Each entry below must be given again word for word, with no pictures.
==*==
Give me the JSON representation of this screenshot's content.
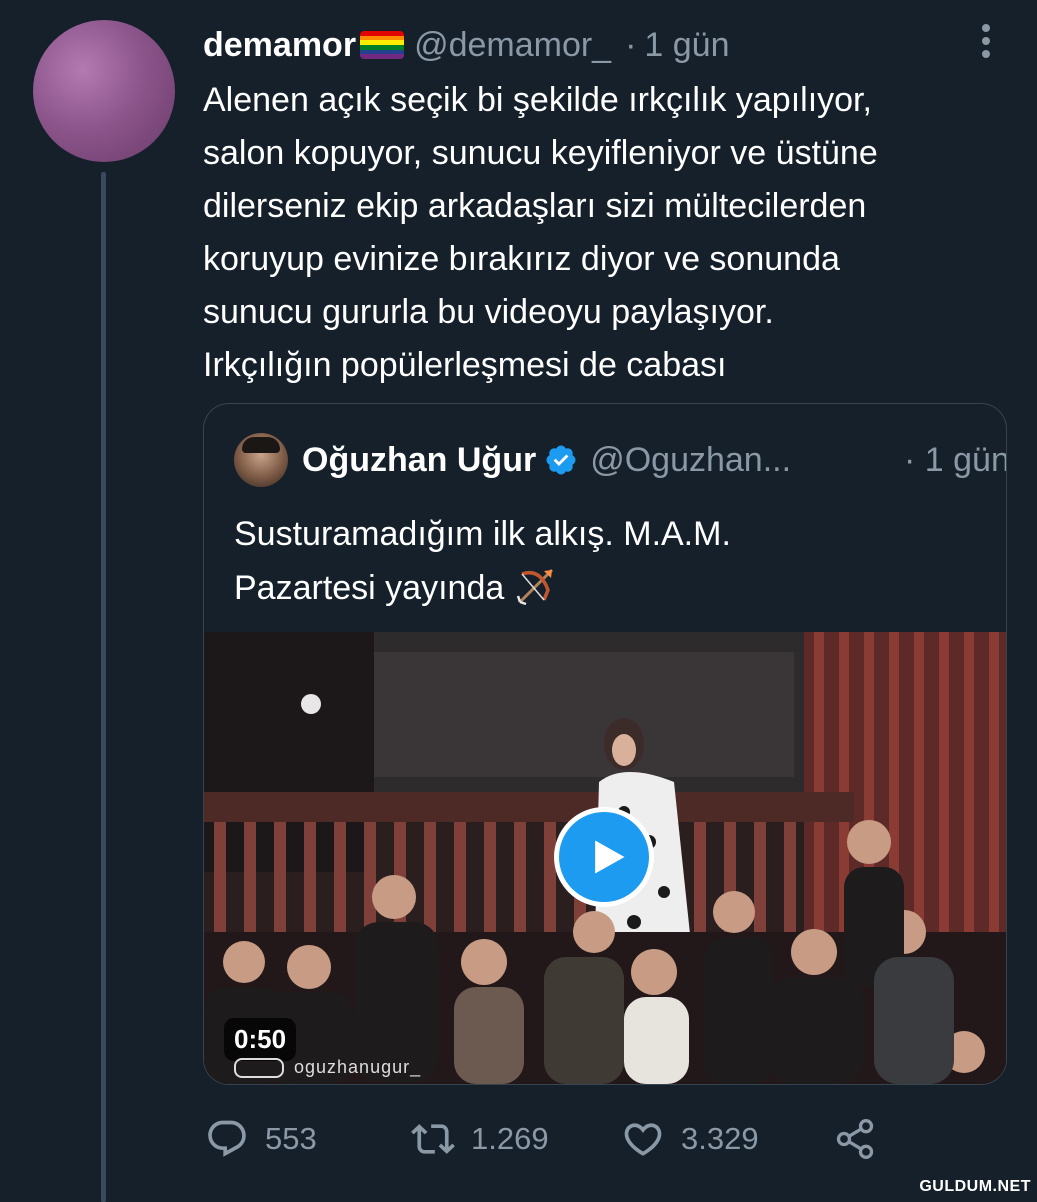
{
  "tweet": {
    "display_name": "demamor",
    "handle": "@demamor_",
    "separator": "·",
    "time": "1 gün",
    "text_lines": [
      "Alenen açık seçik bi şekilde ırkçılık yapılıyor,",
      "salon kopuyor, sunucu keyifleniyor ve üstüne",
      "dilerseniz ekip arkadaşları sizi mültecilerden",
      "koruyup evinize bırakırız diyor ve sonunda",
      "sunucu gururla bu videoyu paylaşıyor.",
      "Irkçılığın popülerleşmesi de cabası"
    ]
  },
  "quote": {
    "display_name": "Oğuzhan Uğur",
    "handle": "@Oguzhan...",
    "time": "· 1 gün",
    "text_lines": [
      "Susturamadığım ilk alkış. M.A.M.",
      "Pazartesi yayında"
    ],
    "video": {
      "duration": "0:50",
      "watermark": "oguzhanugur_"
    }
  },
  "actions": {
    "replies": "553",
    "retweets": "1.269",
    "likes": "3.329"
  },
  "site_watermark": "GULDUM.NET",
  "colors": {
    "background": "#15202b",
    "muted": "#8b98a5",
    "accent": "#1d9bf0",
    "border": "#38444d"
  },
  "icons": [
    "more-icon",
    "verified-icon",
    "bow-and-arrow-icon",
    "play-icon",
    "reply-icon",
    "retweet-icon",
    "like-icon",
    "share-icon"
  ]
}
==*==
**ANSWER BOX:**
Give me the JSON representation of this screenshot's content.
{
  "tweet": {
    "display_name": "demamor",
    "handle": "@demamor_",
    "separator": "·",
    "time": "1 gün",
    "text_lines": [
      "Alenen açık seçik bi şekilde ırkçılık yapılıyor,",
      "salon kopuyor, sunucu keyifleniyor ve üstüne",
      "dilerseniz ekip arkadaşları sizi mültecilerden",
      "koruyup evinize bırakırız diyor ve sonunda",
      "sunucu gururla bu videoyu paylaşıyor.",
      "Irkçılığın popülerleşmesi de cabası"
    ]
  },
  "quote": {
    "display_name": "Oğuzhan Uğur",
    "handle": "@Oguzhan...",
    "time": "· 1 gün",
    "text_lines": [
      "Susturamadığım ilk alkış. M.A.M.",
      "Pazartesi yayında"
    ],
    "video": {
      "duration": "0:50",
      "watermark": "oguzhanugur_"
    }
  },
  "actions": {
    "replies": "553",
    "retweets": "1.269",
    "likes": "3.329"
  },
  "site_watermark": "GULDUM.NET",
  "colors": {
    "background": "#15202b",
    "muted": "#8b98a5",
    "accent": "#1d9bf0",
    "border": "#38444d"
  },
  "icons": [
    "more-icon",
    "verified-icon",
    "bow-and-arrow-icon",
    "play-icon",
    "reply-icon",
    "retweet-icon",
    "like-icon",
    "share-icon"
  ]
}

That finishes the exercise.